"An Ordinary Atrocity" by Philip Frankel

An Ordinary Atrocity Sharpeville and Its Massacre Philip Frankel

Format:
Paperback
Publication date:
03 Sep 2001
ISBN:
9780300186147
Dimensions:
272 pages: 229 x 152 x 14mm
Illustrations:
black & white illustrations

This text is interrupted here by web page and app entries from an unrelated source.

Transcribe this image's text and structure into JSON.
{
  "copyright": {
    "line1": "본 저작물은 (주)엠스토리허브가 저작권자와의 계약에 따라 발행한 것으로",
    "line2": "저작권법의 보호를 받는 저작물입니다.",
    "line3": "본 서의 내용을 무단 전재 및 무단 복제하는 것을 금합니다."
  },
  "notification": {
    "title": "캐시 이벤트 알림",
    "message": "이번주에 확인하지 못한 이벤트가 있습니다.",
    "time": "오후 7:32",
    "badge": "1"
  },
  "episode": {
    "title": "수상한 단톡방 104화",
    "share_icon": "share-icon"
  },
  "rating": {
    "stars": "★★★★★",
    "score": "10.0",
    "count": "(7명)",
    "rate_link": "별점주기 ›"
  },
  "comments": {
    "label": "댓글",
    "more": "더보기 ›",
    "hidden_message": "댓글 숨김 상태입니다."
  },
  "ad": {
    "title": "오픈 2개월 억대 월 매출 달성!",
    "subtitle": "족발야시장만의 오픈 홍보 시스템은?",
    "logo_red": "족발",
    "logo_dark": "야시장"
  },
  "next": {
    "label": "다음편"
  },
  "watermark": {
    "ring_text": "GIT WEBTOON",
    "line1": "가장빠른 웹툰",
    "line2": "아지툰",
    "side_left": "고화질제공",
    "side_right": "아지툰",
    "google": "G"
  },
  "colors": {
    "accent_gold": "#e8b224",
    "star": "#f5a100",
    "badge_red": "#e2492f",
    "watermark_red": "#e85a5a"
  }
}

On 21 March 1960 police opened fire on members of the Pan Africanist Congress (PAC) protesting peacefully in the South African township of Sharpeville against apartheid's iniquitous 'pass laws'. Sixty-nine people died, many shot in the back. The shots fired that day in an obscure corner of South Africa reverberated around the world and Sharpeville became a symbol of the evil of the apartheid system. This seminal event in the history of African nationalism has never been systematically documented. The Wessels Commission of Inquiry established to investigate the crisis never published a satisfactory final report. And in the four decades since the shooting the massacre has been so mythologised and contorted to serve various political interests as to preclude a thorough investigation. Philip Frankel's book now corrects that deficiency.

Drawing on a wide range of sources - from policemen to survivors and families of victims - he tells the raw and hitherto invisible story of this watershed moment in South Africa's experience. In doing so he reveals the dubious behaviour of the South African Police, new findings on the role of the PAC, the extent and nature of the casualties, and the role of individuals whose behaviour in the vortex was critical to its tragic outcome. The book ends with the signing - by the then president, Nelson Mandela - of South Africa's first democratic constitution at the very site of the massacre. 

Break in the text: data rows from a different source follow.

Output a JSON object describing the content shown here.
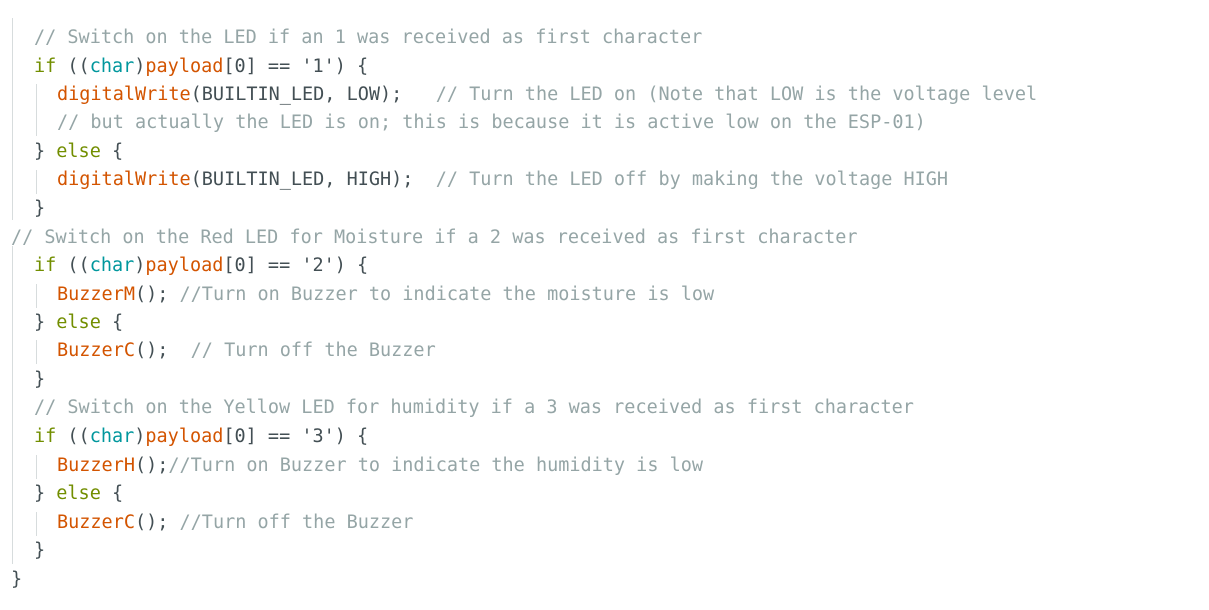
{
  "editor": {
    "colors": {
      "keyword": "#728e00",
      "type": "#00979d",
      "function": "#d35400",
      "comment": "#95a5a6",
      "text": "#434f54",
      "indent_guide": "#d7dcdd",
      "background": "#ffffff"
    },
    "lines": [
      {
        "role": "comment",
        "tokens": [
          {
            "t": "// Switch on the LED if an 1 was received as first character",
            "c": "comment"
          }
        ]
      },
      {
        "role": "if-statement",
        "tokens": [
          {
            "t": "if",
            "c": "keyword"
          },
          {
            "t": " ((",
            "c": "plain"
          },
          {
            "t": "char",
            "c": "type"
          },
          {
            "t": ")",
            "c": "plain"
          },
          {
            "t": "payload",
            "c": "func"
          },
          {
            "t": "[0] == '1') {",
            "c": "plain"
          }
        ]
      },
      {
        "role": "call-statement",
        "tokens": [
          {
            "t": "digitalWrite",
            "c": "func"
          },
          {
            "t": "(BUILTIN_LED, LOW);   ",
            "c": "plain"
          },
          {
            "t": "// Turn the LED on (Note that LOW is the voltage level",
            "c": "comment"
          }
        ]
      },
      {
        "role": "comment",
        "tokens": [
          {
            "t": "// but actually the LED is on; this is because it is active low on the ESP-01)",
            "c": "comment"
          }
        ]
      },
      {
        "role": "else-statement",
        "tokens": [
          {
            "t": "} ",
            "c": "plain"
          },
          {
            "t": "else",
            "c": "keyword"
          },
          {
            "t": " {",
            "c": "plain"
          }
        ]
      },
      {
        "role": "call-statement",
        "tokens": [
          {
            "t": "digitalWrite",
            "c": "func"
          },
          {
            "t": "(BUILTIN_LED, HIGH);  ",
            "c": "plain"
          },
          {
            "t": "// Turn the LED off by making the voltage HIGH",
            "c": "comment"
          }
        ]
      },
      {
        "role": "closing-brace",
        "tokens": [
          {
            "t": "}",
            "c": "plain"
          }
        ]
      },
      {
        "role": "comment",
        "tokens": [
          {
            "t": "// Switch on the Red LED for Moisture if a 2 was received as first character",
            "c": "comment"
          }
        ]
      },
      {
        "role": "if-statement",
        "tokens": [
          {
            "t": "if",
            "c": "keyword"
          },
          {
            "t": " ((",
            "c": "plain"
          },
          {
            "t": "char",
            "c": "type"
          },
          {
            "t": ")",
            "c": "plain"
          },
          {
            "t": "payload",
            "c": "func"
          },
          {
            "t": "[0] == '2') {",
            "c": "plain"
          }
        ]
      },
      {
        "role": "call-statement",
        "tokens": [
          {
            "t": "BuzzerM",
            "c": "func"
          },
          {
            "t": "(); ",
            "c": "plain"
          },
          {
            "t": "//Turn on Buzzer to indicate the moisture is low",
            "c": "comment"
          }
        ]
      },
      {
        "role": "else-statement",
        "tokens": [
          {
            "t": "} ",
            "c": "plain"
          },
          {
            "t": "else",
            "c": "keyword"
          },
          {
            "t": " {",
            "c": "plain"
          }
        ]
      },
      {
        "role": "call-statement",
        "tokens": [
          {
            "t": "BuzzerC",
            "c": "func"
          },
          {
            "t": "();  ",
            "c": "plain"
          },
          {
            "t": "// Turn off the Buzzer",
            "c": "comment"
          }
        ]
      },
      {
        "role": "closing-brace",
        "tokens": [
          {
            "t": "}",
            "c": "plain"
          }
        ]
      },
      {
        "role": "comment",
        "tokens": [
          {
            "t": "// Switch on the Yellow LED for humidity if a 3 was received as first character",
            "c": "comment"
          }
        ]
      },
      {
        "role": "if-statement",
        "tokens": [
          {
            "t": "if",
            "c": "keyword"
          },
          {
            "t": " ((",
            "c": "plain"
          },
          {
            "t": "char",
            "c": "type"
          },
          {
            "t": ")",
            "c": "plain"
          },
          {
            "t": "payload",
            "c": "func"
          },
          {
            "t": "[0] == '3') {",
            "c": "plain"
          }
        ]
      },
      {
        "role": "call-statement",
        "tokens": [
          {
            "t": "BuzzerH",
            "c": "func"
          },
          {
            "t": "();",
            "c": "plain"
          },
          {
            "t": "//Turn on Buzzer to indicate the humidity is low",
            "c": "comment"
          }
        ]
      },
      {
        "role": "else-statement",
        "tokens": [
          {
            "t": "} ",
            "c": "plain"
          },
          {
            "t": "else",
            "c": "keyword"
          },
          {
            "t": " {",
            "c": "plain"
          }
        ]
      },
      {
        "role": "call-statement",
        "tokens": [
          {
            "t": "BuzzerC",
            "c": "func"
          },
          {
            "t": "(); ",
            "c": "plain"
          },
          {
            "t": "//Turn off the Buzzer",
            "c": "comment"
          }
        ]
      },
      {
        "role": "closing-brace",
        "tokens": [
          {
            "t": "}",
            "c": "plain"
          }
        ]
      },
      {
        "role": "closing-brace",
        "tokens": [
          {
            "t": "}",
            "c": "plain"
          }
        ]
      }
    ]
  }
}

Philip Frankel is senior lecturer in the Political Studies Department of the University of the Witwatersrand. Among his books are Pretoria's Praetorians: Civil-Military Relations in South Africa (1984) and Soldiers in a Storm: The Armed Forces in South Africa's Democratic Transition (2000).

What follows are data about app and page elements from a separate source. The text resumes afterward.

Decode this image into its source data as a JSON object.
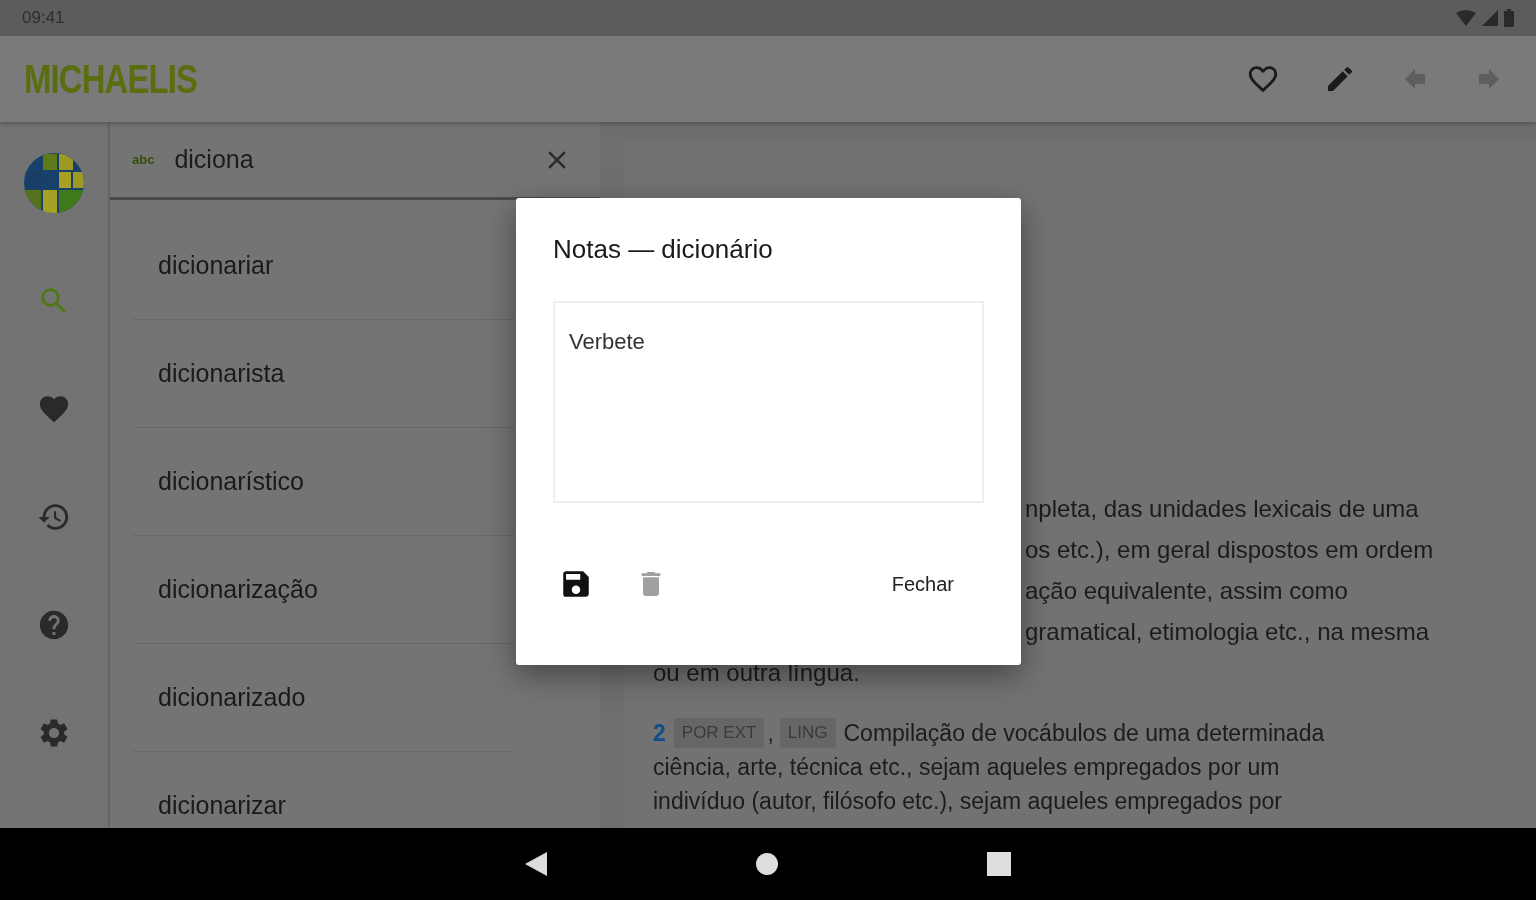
{
  "status_bar": {
    "time": "09:41"
  },
  "app_bar": {
    "logo": "MICHAELIS",
    "actions": [
      {
        "kind": "favorite",
        "disabled": false
      },
      {
        "kind": "edit",
        "disabled": false
      },
      {
        "kind": "back",
        "disabled": true
      },
      {
        "kind": "forward",
        "disabled": true
      }
    ]
  },
  "nav_rail": [
    {
      "kind": "search",
      "selected": true
    },
    {
      "kind": "favorites",
      "selected": false
    },
    {
      "kind": "history",
      "selected": false
    },
    {
      "kind": "help",
      "selected": false
    },
    {
      "kind": "settings",
      "selected": false
    }
  ],
  "search": {
    "mode_label": "abc",
    "value": "diciona"
  },
  "results": [
    "dicionariar",
    "dicionarista",
    "dicionarístico",
    "dicionarização",
    "dicionarizado",
    "dicionarizar"
  ],
  "entry": {
    "visible_lines": [
      "npleta, das unidades lexicais de uma",
      "os etc.), em geral dispostos em ordem",
      "ação equivalente, assim como",
      "gramatical, etimologia etc., na mesma"
    ],
    "last_line": "ou em outra língua.",
    "senses": [
      {
        "number": "2",
        "tags": [
          "POR EXT",
          "LING"
        ],
        "separator": ",",
        "text_lines": [
          "Compilação de vocábulos de uma determinada",
          "ciência, arte, técnica etc., sejam aqueles empregados por um",
          "indivíduo (autor, filósofo etc.), sejam aqueles empregados por"
        ]
      }
    ]
  },
  "dialog": {
    "title": "Notas — dicionário",
    "note": "Verbete",
    "actions": [
      {
        "kind": "save",
        "disabled": false
      },
      {
        "kind": "delete",
        "disabled": true
      }
    ],
    "close_label": "Fechar"
  }
}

"A well-written and carefully considered forensic account of one of the most iconic moments in the struggle for liberation in South Africa."—Saul Dubow, University of Sussex